However, not all outstanding points are redeemed. In fact, the disparity between how many points are issued versus how many are used is one of the primary components of the deferred revenue calculation for loyalty programs. In order to capture the revenue created by this incongruence under the new accounting standards, however, companies must take careful efforts to ensure that they do not defer the incorrect amount.


In order to ensure that the amount your company defers the correct amount, you'll need to have a reliable breakage estimate. Breakage refers to the amount of outstanding points that go unredeemed.

A canonical example of companies leveraging breakage correctly to improve their profit margins can be observed at the beginning of every year. Motivated by New Year’s resolutions and a seasonally-inspired sense of optimism, thousands sign up for gym memberships offered at slimmed-down prices.

Of course, if all who sign up actually participate as intended, gyms would find their facilities overtaxed and under-compensated. However, because of high breakage rates, the tidal wave of New Year's enrollees hits the gym with only a trickle, and gym owners end up capturing a massive profit from their unused memberships.

Breakage must be estimated correctly

Incorrect breakage forecasts can have debilitating effects on a company, however. If your company defers too little money, it might find itself unable to satisfy the cost burden of redemptions. This can lead to serious consequences, such as a revenue true-up and restatements of income.
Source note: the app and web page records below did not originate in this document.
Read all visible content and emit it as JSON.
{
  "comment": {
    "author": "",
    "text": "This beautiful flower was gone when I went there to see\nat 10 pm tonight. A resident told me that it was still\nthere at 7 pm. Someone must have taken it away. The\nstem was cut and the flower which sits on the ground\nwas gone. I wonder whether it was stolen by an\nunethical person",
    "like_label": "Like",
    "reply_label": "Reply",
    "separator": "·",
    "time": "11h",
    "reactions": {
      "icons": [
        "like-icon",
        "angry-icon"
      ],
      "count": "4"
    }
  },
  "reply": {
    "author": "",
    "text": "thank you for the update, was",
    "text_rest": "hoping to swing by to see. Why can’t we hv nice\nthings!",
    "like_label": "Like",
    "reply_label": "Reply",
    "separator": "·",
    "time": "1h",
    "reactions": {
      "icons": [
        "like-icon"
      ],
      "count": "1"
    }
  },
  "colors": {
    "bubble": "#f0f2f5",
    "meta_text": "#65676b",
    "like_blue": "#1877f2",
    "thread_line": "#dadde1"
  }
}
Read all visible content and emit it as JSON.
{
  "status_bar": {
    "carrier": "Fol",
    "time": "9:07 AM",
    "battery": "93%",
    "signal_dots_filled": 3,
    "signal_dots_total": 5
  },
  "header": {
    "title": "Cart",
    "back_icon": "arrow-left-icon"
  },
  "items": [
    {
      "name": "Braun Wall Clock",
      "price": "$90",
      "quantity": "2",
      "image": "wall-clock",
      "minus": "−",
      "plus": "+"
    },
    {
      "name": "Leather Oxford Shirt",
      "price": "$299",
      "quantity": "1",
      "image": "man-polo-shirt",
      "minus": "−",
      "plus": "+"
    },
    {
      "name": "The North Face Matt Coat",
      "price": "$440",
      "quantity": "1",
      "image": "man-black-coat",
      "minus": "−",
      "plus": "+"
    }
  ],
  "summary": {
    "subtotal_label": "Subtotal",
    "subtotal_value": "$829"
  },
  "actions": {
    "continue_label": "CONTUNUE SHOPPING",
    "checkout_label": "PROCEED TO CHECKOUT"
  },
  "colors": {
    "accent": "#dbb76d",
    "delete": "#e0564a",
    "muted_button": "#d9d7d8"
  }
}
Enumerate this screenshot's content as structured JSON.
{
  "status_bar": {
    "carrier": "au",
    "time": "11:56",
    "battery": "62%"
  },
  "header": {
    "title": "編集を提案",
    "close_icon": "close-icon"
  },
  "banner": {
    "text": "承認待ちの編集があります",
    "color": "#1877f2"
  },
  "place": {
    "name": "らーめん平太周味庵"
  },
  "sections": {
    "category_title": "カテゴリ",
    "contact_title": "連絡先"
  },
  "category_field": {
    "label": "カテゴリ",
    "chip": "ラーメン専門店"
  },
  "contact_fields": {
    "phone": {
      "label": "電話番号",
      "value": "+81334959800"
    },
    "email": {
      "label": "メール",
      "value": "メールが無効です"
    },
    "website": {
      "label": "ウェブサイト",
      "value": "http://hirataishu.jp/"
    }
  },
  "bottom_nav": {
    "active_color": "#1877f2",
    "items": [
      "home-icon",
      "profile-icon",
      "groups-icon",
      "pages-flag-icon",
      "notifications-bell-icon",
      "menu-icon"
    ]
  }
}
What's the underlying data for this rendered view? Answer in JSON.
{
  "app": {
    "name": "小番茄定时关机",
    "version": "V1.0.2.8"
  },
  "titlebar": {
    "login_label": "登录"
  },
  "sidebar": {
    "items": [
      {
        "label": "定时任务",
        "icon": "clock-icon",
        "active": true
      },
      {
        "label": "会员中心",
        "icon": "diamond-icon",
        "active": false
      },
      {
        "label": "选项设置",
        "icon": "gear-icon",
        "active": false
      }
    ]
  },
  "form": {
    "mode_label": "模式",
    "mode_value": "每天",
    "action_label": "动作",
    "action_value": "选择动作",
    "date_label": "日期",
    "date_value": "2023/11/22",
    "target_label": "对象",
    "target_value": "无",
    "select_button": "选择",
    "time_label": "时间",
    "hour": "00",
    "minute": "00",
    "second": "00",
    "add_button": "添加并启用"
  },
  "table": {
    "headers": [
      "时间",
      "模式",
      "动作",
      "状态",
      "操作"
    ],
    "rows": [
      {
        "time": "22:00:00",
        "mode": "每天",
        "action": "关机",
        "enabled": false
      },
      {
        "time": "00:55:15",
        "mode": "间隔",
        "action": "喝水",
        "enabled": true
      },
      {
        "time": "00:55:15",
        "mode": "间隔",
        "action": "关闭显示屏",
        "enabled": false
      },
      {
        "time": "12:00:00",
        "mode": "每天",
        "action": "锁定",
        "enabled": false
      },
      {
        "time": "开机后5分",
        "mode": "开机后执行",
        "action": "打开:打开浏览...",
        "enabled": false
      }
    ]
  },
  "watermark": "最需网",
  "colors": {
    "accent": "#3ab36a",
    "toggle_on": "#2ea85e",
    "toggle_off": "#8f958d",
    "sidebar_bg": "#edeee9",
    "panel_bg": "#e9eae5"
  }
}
In contrast, deferring too much revenue can bring about “stuck revenue,” which is revenue caught in a purposeless limbo.

It's important to remember that despite the immediate profits occasioned by high breakage rates, such conditions also indicate a low rate of customer engagement. As a result, it's more beneficial to focus on customer lifetime value, which puts the breakage rate into the correct context.

The bottom line

The new accounting standards have redefined the way loyalty program transactions are interpreted. These transactions must now be seen as a chain of connected performance obligations — where revenue cannot be logged until its accompanying obligation is satisfied. In the case of purchases by loyalty program members, revenue must be deferred upfront and only reintegrated upon the redemption of outstanding rewards points.

By using breakage estimates garnered through granular-level insights and powerful predictive analytics that forecast the behavior of individual members, your company can correctly anticipate how much revenue to defer to absorb loyalty program liability and successfully negotiate the new accounting standards.

This article has been republished from Kyros Insights.
Len Llaguno is the founder of Kyros Insights, a leader in loyalty program liability solutions. Kyros helps loyalty programs predict member behavior and manage complex financial reporting of program liabilities.